* Problem: Please say how many lines in the records below contain the word "icon". Give the number and nothing more.

+ + + + +

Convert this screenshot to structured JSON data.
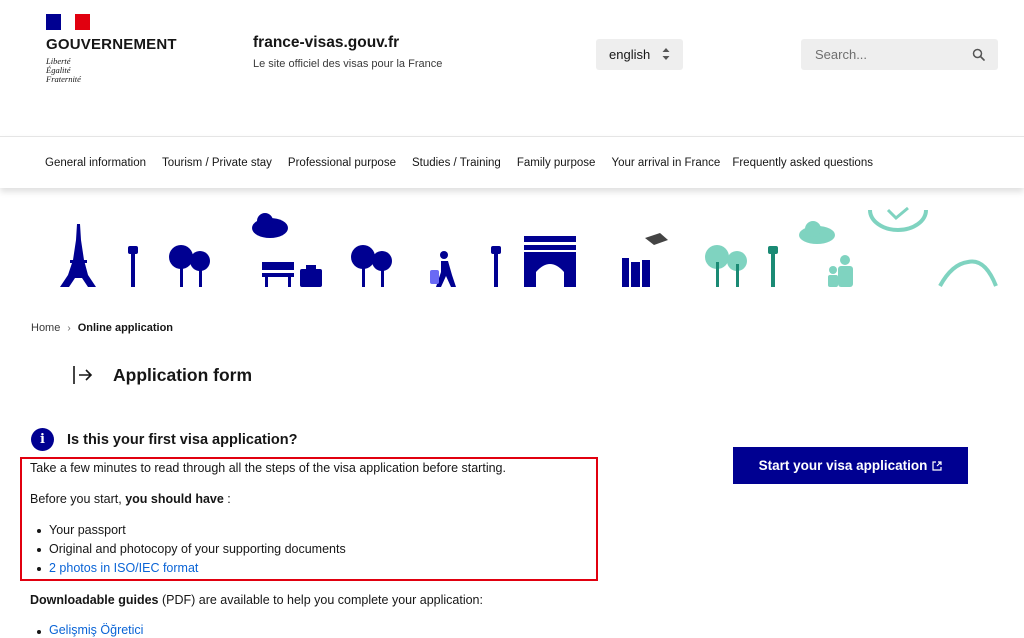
{
  "header": {
    "gov_name": "GOUVERNEMENT",
    "motto": [
      "Liberté",
      "Égalité",
      "Fraternité"
    ],
    "site_title": "france-visas.gouv.fr",
    "site_subtitle": "Le site officiel des visas pour la France",
    "language": "english",
    "search_placeholder": "Search..."
  },
  "nav": {
    "items": [
      "General information",
      "Tourism / Private stay",
      "Professional purpose",
      "Studies / Training",
      "Family purpose",
      "Your arrival in France",
      "Frequently asked questions"
    ]
  },
  "breadcrumb": {
    "home": "Home",
    "current": "Online application"
  },
  "page_title": "Application form",
  "info": {
    "heading": "Is this your first visa application?",
    "intro": "Take a few minutes to read through all the steps of the visa application before starting.",
    "before_prefix": "Before you start, ",
    "before_bold": "you should have",
    "before_suffix": " :",
    "items": [
      "Your passport",
      "Original and photocopy of your supporting documents"
    ],
    "link_item": "2 photos in ISO/IEC format"
  },
  "guides": {
    "bold": "Downloadable guides",
    "text": " (PDF) are available to help you complete your application:",
    "items": [
      "Gelişmiş Öğretici"
    ]
  },
  "start_button": "Start your visa application",
  "colors": {
    "brand_blue": "#000091",
    "flag_red": "#e1000f",
    "illustration_teal": "#7fd3c0",
    "link_blue": "#0a64d6"
  }
}
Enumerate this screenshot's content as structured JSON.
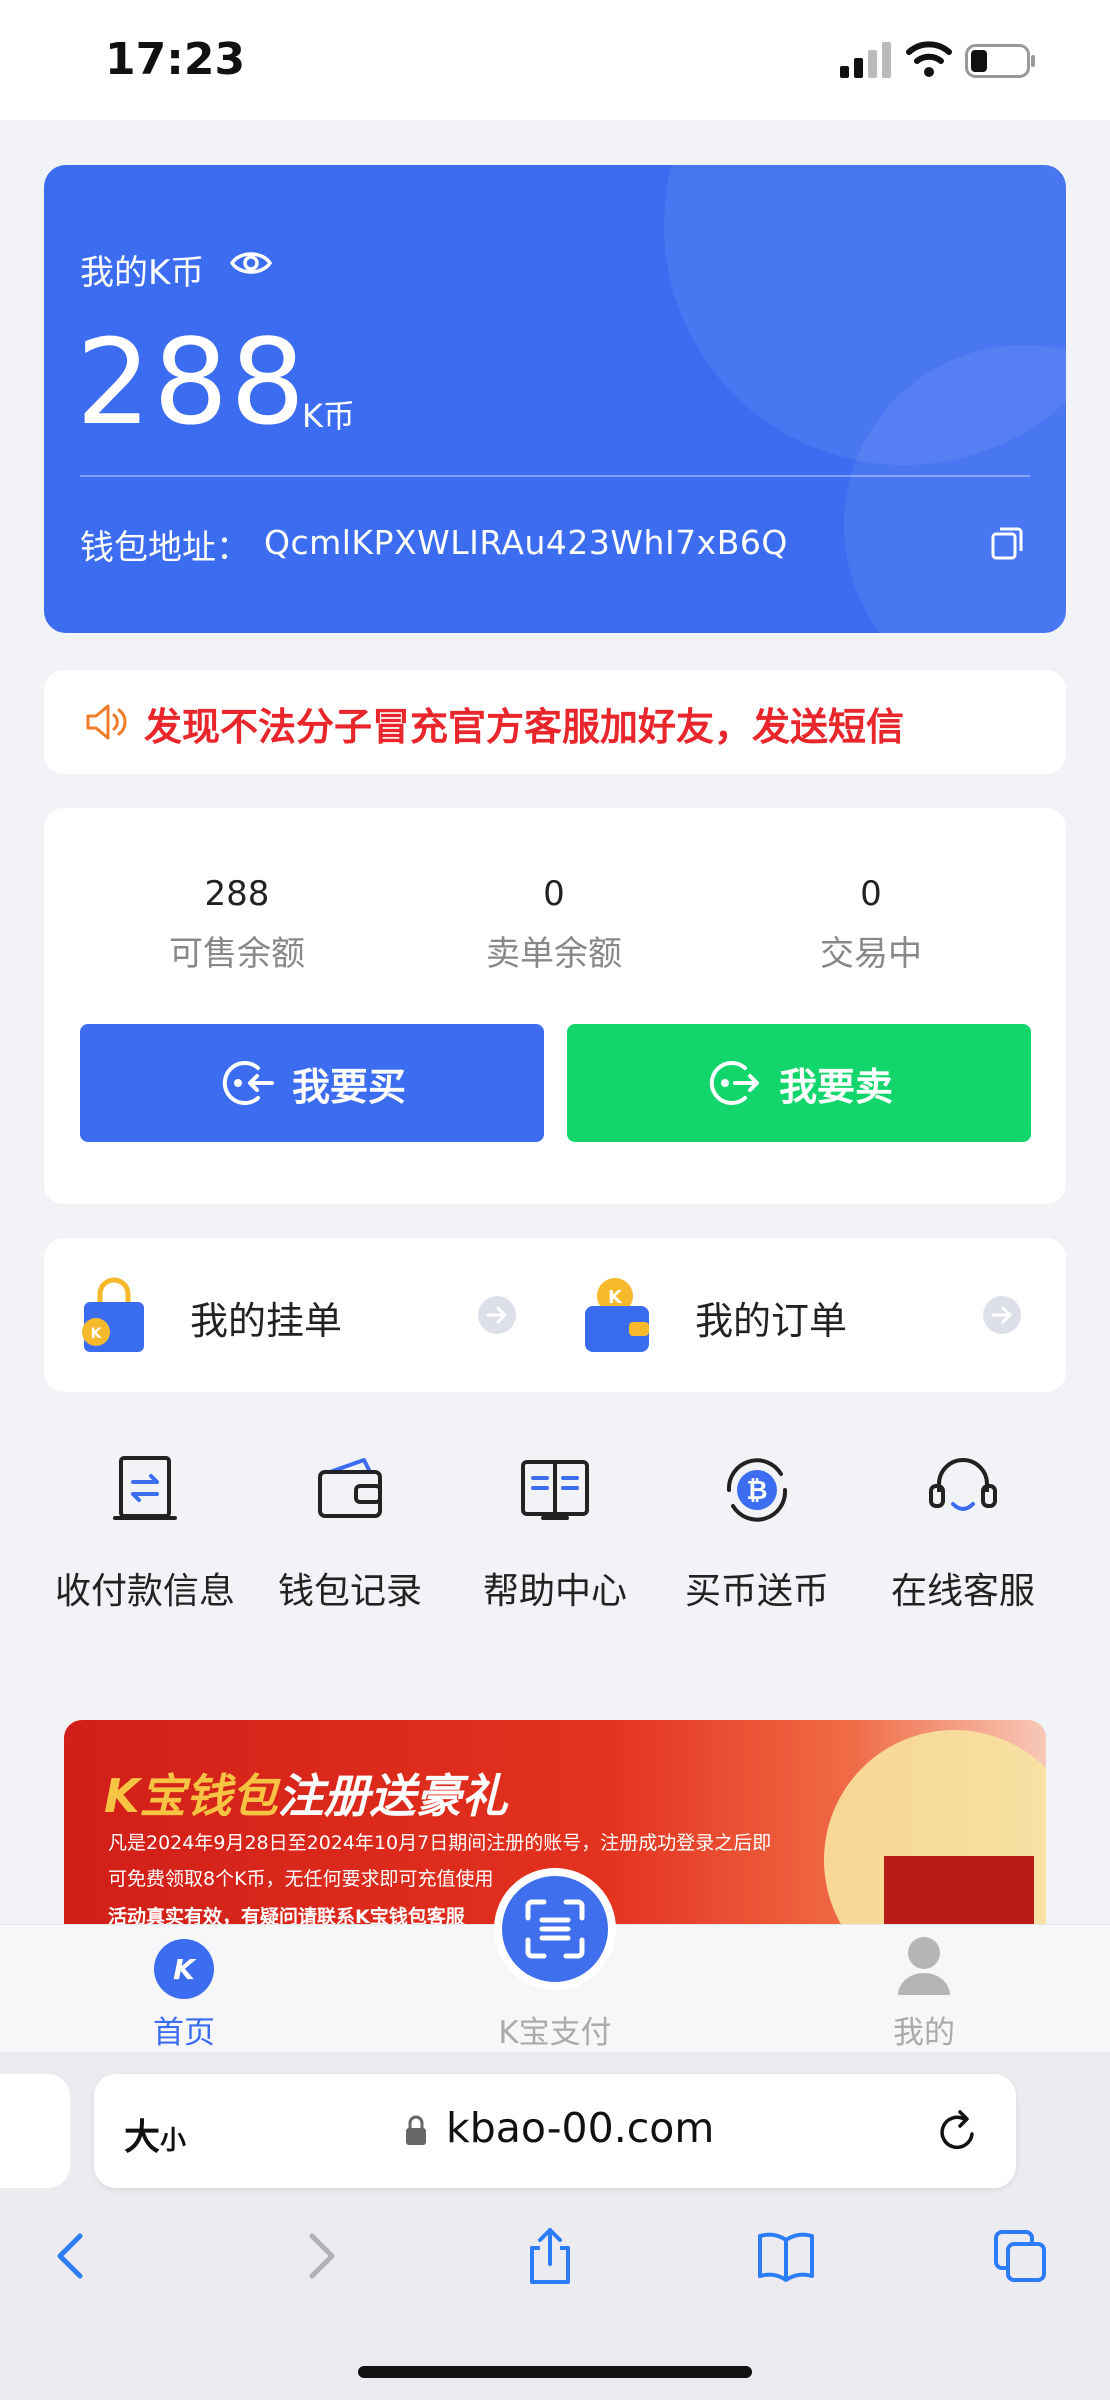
{
  "status_bar": {
    "time": "17:23"
  },
  "wallet": {
    "title": "我的K币",
    "balance": "288",
    "unit": "K币",
    "address_label": "钱包地址：",
    "address": "QcmlKPXWLIRAu423WhI7xB6Q"
  },
  "notice": {
    "text": "发现不法分子冒充官方客服加好友，发送短信"
  },
  "stats": [
    {
      "value": "288",
      "label": "可售余额"
    },
    {
      "value": "0",
      "label": "卖单余额"
    },
    {
      "value": "0",
      "label": "交易中"
    }
  ],
  "actions": {
    "buy": "我要买",
    "sell": "我要卖"
  },
  "orders": {
    "my_listings": "我的挂单",
    "my_orders": "我的订单"
  },
  "quick_links": [
    {
      "label": "收付款信息",
      "icon": "receipt-icon"
    },
    {
      "label": "钱包记录",
      "icon": "wallet-icon"
    },
    {
      "label": "帮助中心",
      "icon": "book-icon"
    },
    {
      "label": "买币送币",
      "icon": "bitcoin-icon"
    },
    {
      "label": "在线客服",
      "icon": "headset-icon"
    }
  ],
  "banner": {
    "brand": "K宝钱包",
    "title_suffix": "注册送豪礼",
    "line1": "凡是2024年9月28日至2024年10月7日期间注册的账号，注册成功登录之后即",
    "line2": "可免费领取8个K币，无任何要求即可充值使用",
    "line3": "活动真实有效，有疑问请联系K宝钱包客服"
  },
  "tabbar": {
    "home": "首页",
    "pay": "K宝支付",
    "mine": "我的"
  },
  "browser": {
    "text_size": "大",
    "text_size_small": "小",
    "url": "kbao-00.com"
  },
  "colors": {
    "primary": "#3c6cf0",
    "sell": "#12d66b",
    "alert": "#e8262b"
  }
}
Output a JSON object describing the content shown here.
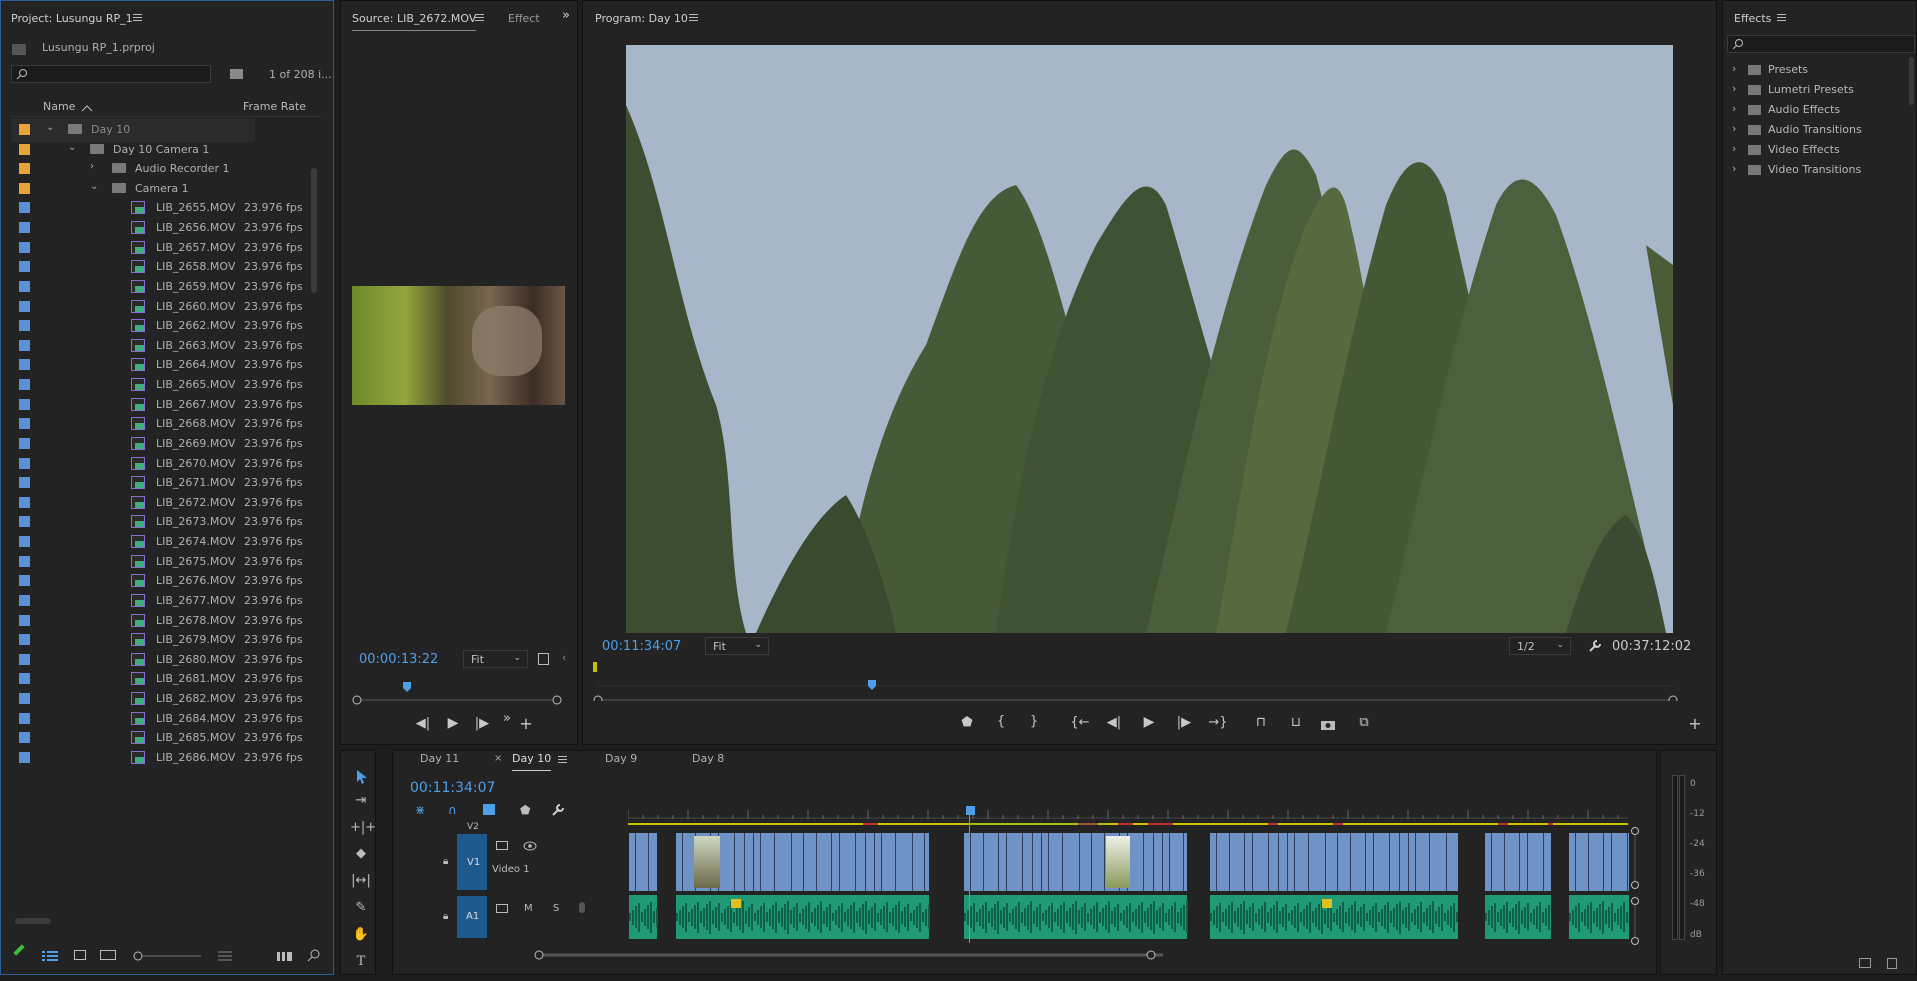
{
  "colors": {
    "accent": "#4d9fe8",
    "audio_clip": "#1f9a74",
    "video_clip": "#6e93c4",
    "folder_label": "#e8a33a",
    "clip_label": "#5b8fd6"
  },
  "project": {
    "title": "Project: Lusungu RP_1",
    "file": "Lusungu RP_1.prproj",
    "count": "1 of 208 i...",
    "col_name": "Name",
    "col_framerate": "Frame Rate",
    "folders": [
      {
        "name": "Day 10"
      },
      {
        "name": "Day 10 Camera 1"
      },
      {
        "name": "Audio Recorder 1"
      },
      {
        "name": "Camera 1"
      }
    ],
    "fps": "23.976 fps",
    "clips": [
      "LIB_2655.MOV",
      "LIB_2656.MOV",
      "LIB_2657.MOV",
      "LIB_2658.MOV",
      "LIB_2659.MOV",
      "LIB_2660.MOV",
      "LIB_2662.MOV",
      "LIB_2663.MOV",
      "LIB_2664.MOV",
      "LIB_2665.MOV",
      "LIB_2667.MOV",
      "LIB_2668.MOV",
      "LIB_2669.MOV",
      "LIB_2670.MOV",
      "LIB_2671.MOV",
      "LIB_2672.MOV",
      "LIB_2673.MOV",
      "LIB_2674.MOV",
      "LIB_2675.MOV",
      "LIB_2676.MOV",
      "LIB_2677.MOV",
      "LIB_2678.MOV",
      "LIB_2679.MOV",
      "LIB_2680.MOV",
      "LIB_2681.MOV",
      "LIB_2682.MOV",
      "LIB_2684.MOV",
      "LIB_2685.MOV",
      "LIB_2686.MOV"
    ]
  },
  "source": {
    "title": "Source: LIB_2672.MOV",
    "tab2": "Effect",
    "timecode": "00:00:13:22",
    "zoom": "Fit"
  },
  "program": {
    "title": "Program: Day 10",
    "timecode": "00:11:34:07",
    "zoom": "Fit",
    "resolution": "1/2",
    "duration": "00:37:12:02"
  },
  "effects": {
    "title": "Effects",
    "items": [
      "Presets",
      "Lumetri Presets",
      "Audio Effects",
      "Audio Transitions",
      "Video Effects",
      "Video Transitions"
    ]
  },
  "timeline": {
    "tabs": [
      "Day 11",
      "Day 10",
      "Day 9",
      "Day 8"
    ],
    "active_tab": "Day 10",
    "timecode": "00:11:34:07",
    "tracks": {
      "v2": "V2",
      "v1": "V1",
      "video1_name": "Video 1",
      "a1": "A1",
      "mute": "M",
      "solo": "S"
    }
  },
  "meter": {
    "labels": [
      "0",
      "-12",
      "-24",
      "-36",
      "-48",
      "dB"
    ]
  }
}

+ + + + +

* Solution for this problem: 5